Dr. Marvin W. Peterson’s career in higher education began as a doctoral student in the very program in which he spent his long and illustrious career. Upon receiving his PhD in 1968, he was immediately appointed as an assistant professor in the Center and as an assistant research scientist in the Institute for Survey Research. During his career he authored, co-authored or edited several books and more than 150 publications, and led or collaborated on 20 government and foundation research grants. His research was shaped by the open systems approach that Robert Kahn and Daniel Katz introduced in their landmark Social Psychology of Organizations that examined the influence of external factors on institutions. Over the course of four decades, Dr. Peterson studied the organizational behavior of colleges and universities to understand the influence of growth of state agencies and the advent of increased Black student enrollment in the 1970s, the advent of growth of data systems and information technology in the 1980s, the emphasis on teaching and learning and then assessment in the late 1980s and 90s and then on the transformation of institutions especially in developing countries in the late 1990s and early 2000s.
In 1978, he was selected as one of Change magazine's "100 Young Leaders of the Academy." He was a visiting scholar at National Center for Higher Education Management Systems and was awarded a Fulbright travel grant to study the structure and function of German higher education. He also served as a visiting faculty member or consultant at numerous universities, for several state systems of higher education and for many countries attempting to develop their higher education institutions or systems. The latter included projects in Australia, Brazil, the Netherlands, the People's Republic of China, Germany, Russia, Kyrgyzstan, Uruguay, and Hungary.
Dr. Peterson received three recognitions from the Association for Institutional Research: the Distinguished Member Award for contributions to the field of institutional research, the Outstanding Service award in 1988, and the Sidney Suslow Award for scholarly contribution in 1997. In 1991, he received both the Distinguished Service Award and the Founders Award for distinguished achievement from the Society for College and University Planning.
In addition to these professional accolades, Dr. Peterson also served as president of the Association for the Study of Higher Education, the Association for Institutional Research, and the Society of College and University Planning. In 2002, in recognition of these many contributions, he received the Bowen Distinguished Career Award from the Association for the Study of Higher Education. He served as CSHPE director from 1976 to 1996 and is the longest serving director of the program.

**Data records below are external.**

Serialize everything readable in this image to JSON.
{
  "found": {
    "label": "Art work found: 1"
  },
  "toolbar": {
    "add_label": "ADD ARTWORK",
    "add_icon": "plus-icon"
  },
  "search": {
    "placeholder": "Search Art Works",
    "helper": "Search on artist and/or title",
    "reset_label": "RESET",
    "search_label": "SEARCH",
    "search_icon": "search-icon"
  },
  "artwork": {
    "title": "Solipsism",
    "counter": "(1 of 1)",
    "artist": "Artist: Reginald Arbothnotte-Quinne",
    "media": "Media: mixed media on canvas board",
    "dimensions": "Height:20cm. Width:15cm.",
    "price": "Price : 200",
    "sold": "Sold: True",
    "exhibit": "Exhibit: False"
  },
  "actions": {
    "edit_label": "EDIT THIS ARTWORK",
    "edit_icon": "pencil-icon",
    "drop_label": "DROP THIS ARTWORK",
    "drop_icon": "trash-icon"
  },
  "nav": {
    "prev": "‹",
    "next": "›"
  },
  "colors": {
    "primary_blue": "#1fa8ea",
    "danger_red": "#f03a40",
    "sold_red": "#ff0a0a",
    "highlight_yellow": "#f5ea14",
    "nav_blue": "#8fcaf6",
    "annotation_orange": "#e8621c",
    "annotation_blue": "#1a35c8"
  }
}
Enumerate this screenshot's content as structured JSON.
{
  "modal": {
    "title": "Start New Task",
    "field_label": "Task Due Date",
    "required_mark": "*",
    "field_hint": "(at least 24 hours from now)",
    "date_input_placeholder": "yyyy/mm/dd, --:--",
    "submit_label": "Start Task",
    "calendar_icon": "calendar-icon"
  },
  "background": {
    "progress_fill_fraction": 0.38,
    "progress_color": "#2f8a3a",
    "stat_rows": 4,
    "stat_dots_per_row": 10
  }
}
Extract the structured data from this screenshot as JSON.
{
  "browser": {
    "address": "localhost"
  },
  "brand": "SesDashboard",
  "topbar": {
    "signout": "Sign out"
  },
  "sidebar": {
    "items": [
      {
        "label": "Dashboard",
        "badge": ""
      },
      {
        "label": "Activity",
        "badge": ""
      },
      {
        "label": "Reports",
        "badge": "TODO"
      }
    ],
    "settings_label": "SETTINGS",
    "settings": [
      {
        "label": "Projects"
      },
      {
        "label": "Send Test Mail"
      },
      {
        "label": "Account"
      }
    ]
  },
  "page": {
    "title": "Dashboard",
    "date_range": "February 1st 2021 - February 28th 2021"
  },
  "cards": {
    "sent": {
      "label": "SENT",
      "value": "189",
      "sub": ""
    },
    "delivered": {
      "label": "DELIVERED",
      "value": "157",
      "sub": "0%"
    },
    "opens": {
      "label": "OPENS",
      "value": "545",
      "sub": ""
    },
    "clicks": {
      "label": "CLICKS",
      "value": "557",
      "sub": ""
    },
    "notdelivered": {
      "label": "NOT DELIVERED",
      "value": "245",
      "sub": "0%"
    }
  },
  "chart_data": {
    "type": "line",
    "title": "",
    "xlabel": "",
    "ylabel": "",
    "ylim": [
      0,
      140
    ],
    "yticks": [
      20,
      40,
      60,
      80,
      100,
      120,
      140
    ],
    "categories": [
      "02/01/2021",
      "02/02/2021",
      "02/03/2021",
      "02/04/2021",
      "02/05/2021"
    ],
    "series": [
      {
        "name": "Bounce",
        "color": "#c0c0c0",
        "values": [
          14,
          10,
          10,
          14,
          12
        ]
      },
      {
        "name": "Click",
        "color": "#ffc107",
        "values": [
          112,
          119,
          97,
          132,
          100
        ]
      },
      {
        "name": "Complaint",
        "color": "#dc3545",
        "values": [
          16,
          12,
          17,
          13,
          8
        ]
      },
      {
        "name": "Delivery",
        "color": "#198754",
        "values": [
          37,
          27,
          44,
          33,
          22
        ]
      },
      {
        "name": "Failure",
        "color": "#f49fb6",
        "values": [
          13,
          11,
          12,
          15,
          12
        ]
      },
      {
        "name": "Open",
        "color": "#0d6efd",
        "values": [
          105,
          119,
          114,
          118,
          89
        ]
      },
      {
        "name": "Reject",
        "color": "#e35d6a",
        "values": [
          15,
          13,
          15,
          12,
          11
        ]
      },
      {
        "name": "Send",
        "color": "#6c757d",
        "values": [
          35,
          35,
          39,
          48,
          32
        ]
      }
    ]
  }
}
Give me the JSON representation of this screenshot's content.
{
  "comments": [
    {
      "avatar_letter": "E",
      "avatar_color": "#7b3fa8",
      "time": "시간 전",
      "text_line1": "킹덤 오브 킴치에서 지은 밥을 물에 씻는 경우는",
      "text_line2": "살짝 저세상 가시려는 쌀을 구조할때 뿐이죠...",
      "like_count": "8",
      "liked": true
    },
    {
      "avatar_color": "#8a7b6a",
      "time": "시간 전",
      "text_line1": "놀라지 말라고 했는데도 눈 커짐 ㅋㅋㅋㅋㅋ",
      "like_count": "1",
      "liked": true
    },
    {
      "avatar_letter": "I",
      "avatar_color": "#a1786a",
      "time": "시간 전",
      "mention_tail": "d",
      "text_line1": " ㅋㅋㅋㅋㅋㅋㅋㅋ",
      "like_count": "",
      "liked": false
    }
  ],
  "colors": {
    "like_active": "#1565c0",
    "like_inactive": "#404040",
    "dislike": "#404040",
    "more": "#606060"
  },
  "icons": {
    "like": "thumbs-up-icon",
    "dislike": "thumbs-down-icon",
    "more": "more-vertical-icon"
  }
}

Dr. Peterson recalls the most fulfilling aspects of serving as Center Director: working with doctoral advisees, expanding the representation of minoritized faculty (in 1976 there was only one woman and one faculty of color) and student body, maintaining the Centers top ranking among higher education programs, guiding the Center successfully through the University’s School of Education “Down Sizing Review” in the 1980s, and assisting in preparing for and participating in successful applications for two national Center grants—NCRIPTAL and the multi-institutional NCPI project.